● WHAT IS EXPECTED
Write out the material in full, matching each line exactly.

□ □ □ □

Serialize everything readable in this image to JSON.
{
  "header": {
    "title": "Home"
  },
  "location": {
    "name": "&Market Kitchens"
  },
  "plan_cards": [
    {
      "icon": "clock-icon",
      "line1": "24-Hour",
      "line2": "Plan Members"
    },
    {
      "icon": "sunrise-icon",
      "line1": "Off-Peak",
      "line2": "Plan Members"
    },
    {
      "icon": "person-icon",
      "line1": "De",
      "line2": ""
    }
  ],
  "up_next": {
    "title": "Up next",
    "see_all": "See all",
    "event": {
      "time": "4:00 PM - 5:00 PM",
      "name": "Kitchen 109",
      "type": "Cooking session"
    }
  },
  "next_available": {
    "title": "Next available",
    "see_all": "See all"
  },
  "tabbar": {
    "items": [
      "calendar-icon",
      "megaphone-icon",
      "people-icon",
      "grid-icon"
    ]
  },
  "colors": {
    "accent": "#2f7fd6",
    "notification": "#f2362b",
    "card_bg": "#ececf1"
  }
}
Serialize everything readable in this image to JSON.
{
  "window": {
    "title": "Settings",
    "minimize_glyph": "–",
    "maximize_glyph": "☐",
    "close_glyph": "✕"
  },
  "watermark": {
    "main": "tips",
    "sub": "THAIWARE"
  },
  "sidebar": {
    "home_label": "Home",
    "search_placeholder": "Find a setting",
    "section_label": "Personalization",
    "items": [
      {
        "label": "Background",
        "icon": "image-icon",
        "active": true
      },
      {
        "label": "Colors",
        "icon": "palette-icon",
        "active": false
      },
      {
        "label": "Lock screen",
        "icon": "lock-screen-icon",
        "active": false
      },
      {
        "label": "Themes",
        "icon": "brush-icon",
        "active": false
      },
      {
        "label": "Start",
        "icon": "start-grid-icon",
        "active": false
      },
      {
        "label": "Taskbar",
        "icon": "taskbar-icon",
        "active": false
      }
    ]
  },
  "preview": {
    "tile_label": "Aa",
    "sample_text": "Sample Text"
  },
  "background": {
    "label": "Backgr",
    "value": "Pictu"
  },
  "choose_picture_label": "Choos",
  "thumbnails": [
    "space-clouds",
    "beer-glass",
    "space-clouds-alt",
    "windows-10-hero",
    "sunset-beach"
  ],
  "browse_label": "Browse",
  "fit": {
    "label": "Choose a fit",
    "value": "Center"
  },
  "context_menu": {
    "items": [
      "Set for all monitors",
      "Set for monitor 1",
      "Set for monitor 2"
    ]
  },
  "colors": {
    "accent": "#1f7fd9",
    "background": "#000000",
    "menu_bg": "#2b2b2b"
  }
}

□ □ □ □

● SOLUTION TO THIS TASK
Serialize everything readable in this image to JSON.
{
  "header": {
    "title": "Home"
  },
  "location": {
    "name": "&Market Kitchens"
  },
  "plan_cards": [
    {
      "icon": "clock-icon",
      "line1": "24-Hour",
      "line2": "Plan Members"
    },
    {
      "icon": "sunrise-icon",
      "line1": "Off-Peak",
      "line2": "Plan Members"
    },
    {
      "icon": "person-icon",
      "line1": "De",
      "line2": ""
    }
  ],
  "up_next": {
    "title": "Up next",
    "see_all": "See all",
    "event": {
      "time": "4:00 PM - 5:00 PM",
      "name": "Kitchen 109",
      "type": "Cooking session"
    }
  },
  "next_available": {
    "title": "Next available",
    "see_all": "See all"
  },
  "tabbar": {
    "items": [
      "calendar-icon",
      "megaphone-icon",
      "people-icon",
      "grid-icon"
    ]
  },
  "colors": {
    "accent": "#2f7fd6",
    "notification": "#f2362b",
    "card_bg": "#ececf1"
  }
}
Serialize everything readable in this image to JSON.
{
  "window": {
    "title": "Settings",
    "minimize_glyph": "–",
    "maximize_glyph": "☐",
    "close_glyph": "✕"
  },
  "watermark": {
    "main": "tips",
    "sub": "THAIWARE"
  },
  "sidebar": {
    "home_label": "Home",
    "search_placeholder": "Find a setting",
    "section_label": "Personalization",
    "items": [
      {
        "label": "Background",
        "icon": "image-icon",
        "active": true
      },
      {
        "label": "Colors",
        "icon": "palette-icon",
        "active": false
      },
      {
        "label": "Lock screen",
        "icon": "lock-screen-icon",
        "active": false
      },
      {
        "label": "Themes",
        "icon": "brush-icon",
        "active": false
      },
      {
        "label": "Start",
        "icon": "start-grid-icon",
        "active": false
      },
      {
        "label": "Taskbar",
        "icon": "taskbar-icon",
        "active": false
      }
    ]
  },
  "preview": {
    "tile_label": "Aa",
    "sample_text": "Sample Text"
  },
  "background": {
    "label": "Backgr",
    "value": "Pictu"
  },
  "choose_picture_label": "Choos",
  "thumbnails": [
    "space-clouds",
    "beer-glass",
    "space-clouds-alt",
    "windows-10-hero",
    "sunset-beach"
  ],
  "browse_label": "Browse",
  "fit": {
    "label": "Choose a fit",
    "value": "Center"
  },
  "context_menu": {
    "items": [
      "Set for all monitors",
      "Set for monitor 1",
      "Set for monitor 2"
    ]
  },
  "colors": {
    "accent": "#1f7fd9",
    "background": "#000000",
    "menu_bg": "#2b2b2b"
  }
}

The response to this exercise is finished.